Martin S. Feldstein ’61, Baker professor of economics and one-time top White House economic adviser, criticized America’s “strong dollar” policy at a convention of macroeconomic and financial experts last weekend.
“We clearly need a more competitive dollar,” he said, according to reports of his remarks. “The dollar is still very high—too high to be sustained.”
In a sit-down interview yesterday, Feldstein cautioned that the dollar’s strength, along with the low U.S. savings rate, could lead to a “weakening of the U.S. economy.”
“The dollar is overvalued and our savings rate has collapsed,” Feldstein said.
Cabot Professor of Public Policy and Professor of Economics Kenneth S. Rogoff—who also sat on last weekend’s panel, convened by the American Economic Association—said that he largely supported the views voiced by his Harvard colleague.
Rogoff wrote in an e-mail after the conference that the U.S. current account, or the net flow of transactions between the U.S. and other countries, is “unsustainable.”
He estimated for The Wall Street Journal earlier this week that the dollar must fall another 20 percent, and that the odds are only increasing that an unexpected blow to the U.S. economy, like a terrorist attack or a collapse of the housing market, could prompt a financial crash.
“So far we’ve just seen a small ripple in the dollar and not the big tsunami that could hit someday,” he told the Journal. “That’s still a significant risk.”
The dollar fell only moderately last year—2 percent on average, according to media reports.
Feldstein, who is also president of the National Bureau of Economic Research, said in yesterday’s interview that devaluing the dollar would help shrink the U.S. trade deficit and stabilize global markets by encouraging foreigners to buy more U.S. goods. Americans, on the other hand, will buy more domestic products, as imports will become more expensive.

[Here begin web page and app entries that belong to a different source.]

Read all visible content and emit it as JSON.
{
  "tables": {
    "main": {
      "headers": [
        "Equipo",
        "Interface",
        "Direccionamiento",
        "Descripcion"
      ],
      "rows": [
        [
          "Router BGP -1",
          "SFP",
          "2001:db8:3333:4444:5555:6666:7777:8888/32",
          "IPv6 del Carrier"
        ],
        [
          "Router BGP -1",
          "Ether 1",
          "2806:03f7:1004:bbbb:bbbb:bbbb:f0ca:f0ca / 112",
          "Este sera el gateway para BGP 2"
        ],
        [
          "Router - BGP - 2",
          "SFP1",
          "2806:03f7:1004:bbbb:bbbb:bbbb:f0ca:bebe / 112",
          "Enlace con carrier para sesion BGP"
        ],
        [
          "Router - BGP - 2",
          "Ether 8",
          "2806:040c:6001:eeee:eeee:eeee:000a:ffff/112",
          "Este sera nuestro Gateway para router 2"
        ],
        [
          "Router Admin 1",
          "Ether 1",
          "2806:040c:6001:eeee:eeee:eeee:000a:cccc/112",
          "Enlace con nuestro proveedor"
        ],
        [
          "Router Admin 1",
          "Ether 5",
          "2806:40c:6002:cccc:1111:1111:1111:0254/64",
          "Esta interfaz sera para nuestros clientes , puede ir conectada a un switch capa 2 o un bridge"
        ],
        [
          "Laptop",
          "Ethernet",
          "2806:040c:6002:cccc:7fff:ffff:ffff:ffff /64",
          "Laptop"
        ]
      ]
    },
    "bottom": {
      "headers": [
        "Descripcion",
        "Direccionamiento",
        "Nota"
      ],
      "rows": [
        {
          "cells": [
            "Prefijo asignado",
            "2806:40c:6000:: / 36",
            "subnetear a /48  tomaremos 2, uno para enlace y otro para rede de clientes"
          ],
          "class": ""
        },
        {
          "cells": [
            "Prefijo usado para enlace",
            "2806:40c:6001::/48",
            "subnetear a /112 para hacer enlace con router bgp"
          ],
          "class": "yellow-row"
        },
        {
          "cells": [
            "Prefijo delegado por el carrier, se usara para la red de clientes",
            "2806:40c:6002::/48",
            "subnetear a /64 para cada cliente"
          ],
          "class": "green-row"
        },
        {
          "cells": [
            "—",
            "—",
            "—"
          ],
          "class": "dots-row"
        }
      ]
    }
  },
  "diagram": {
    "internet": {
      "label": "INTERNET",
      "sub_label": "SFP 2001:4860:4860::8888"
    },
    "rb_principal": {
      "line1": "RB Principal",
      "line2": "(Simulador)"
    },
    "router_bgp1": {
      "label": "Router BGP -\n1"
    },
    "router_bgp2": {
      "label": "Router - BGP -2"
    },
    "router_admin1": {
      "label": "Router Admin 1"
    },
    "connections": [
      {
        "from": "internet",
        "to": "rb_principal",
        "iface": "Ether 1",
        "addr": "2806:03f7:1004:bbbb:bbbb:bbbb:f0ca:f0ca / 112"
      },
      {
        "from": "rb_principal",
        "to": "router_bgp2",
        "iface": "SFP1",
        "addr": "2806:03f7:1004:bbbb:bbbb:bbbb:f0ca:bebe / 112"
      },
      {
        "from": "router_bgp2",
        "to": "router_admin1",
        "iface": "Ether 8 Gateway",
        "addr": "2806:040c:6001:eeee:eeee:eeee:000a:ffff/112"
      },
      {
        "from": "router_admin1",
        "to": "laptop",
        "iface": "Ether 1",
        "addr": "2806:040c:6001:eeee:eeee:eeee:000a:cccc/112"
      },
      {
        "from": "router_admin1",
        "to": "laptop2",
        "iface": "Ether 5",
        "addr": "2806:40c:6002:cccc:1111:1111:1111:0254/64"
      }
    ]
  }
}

Feldstein called the U.S. trade deficit “enormous,” but said he believes that the savings rate will rise.
A U.N. economic report released on Wednesday warned that as the U.S. trade and budget deficits continue to widen, “confidence in the dollar as the world’s main reserve currency could erode rapidly.”
Gernot Doppelhofer, a university lecturer and fellow of Trinity College at the University of Cambridge, wrote in an e-mail that he believes that the current account will eventually adjust.
“Differences in productivity growth affect the real exchange rate in the long run,” he wrote.
To respond to the growing deficits, President Bush’s administration should curtail discretionary spending, he added.
Feldstein said he did not believe the dollar needed to fall immediately.
“If the savings rate doesn’t change, then depreciation won’t help,” he explained.
In his e-mail, Rogoff also highlighted China’s role in dollar politics.
“China is making a historic mistake in not allowing more flexibility against the dollar,” he wrote.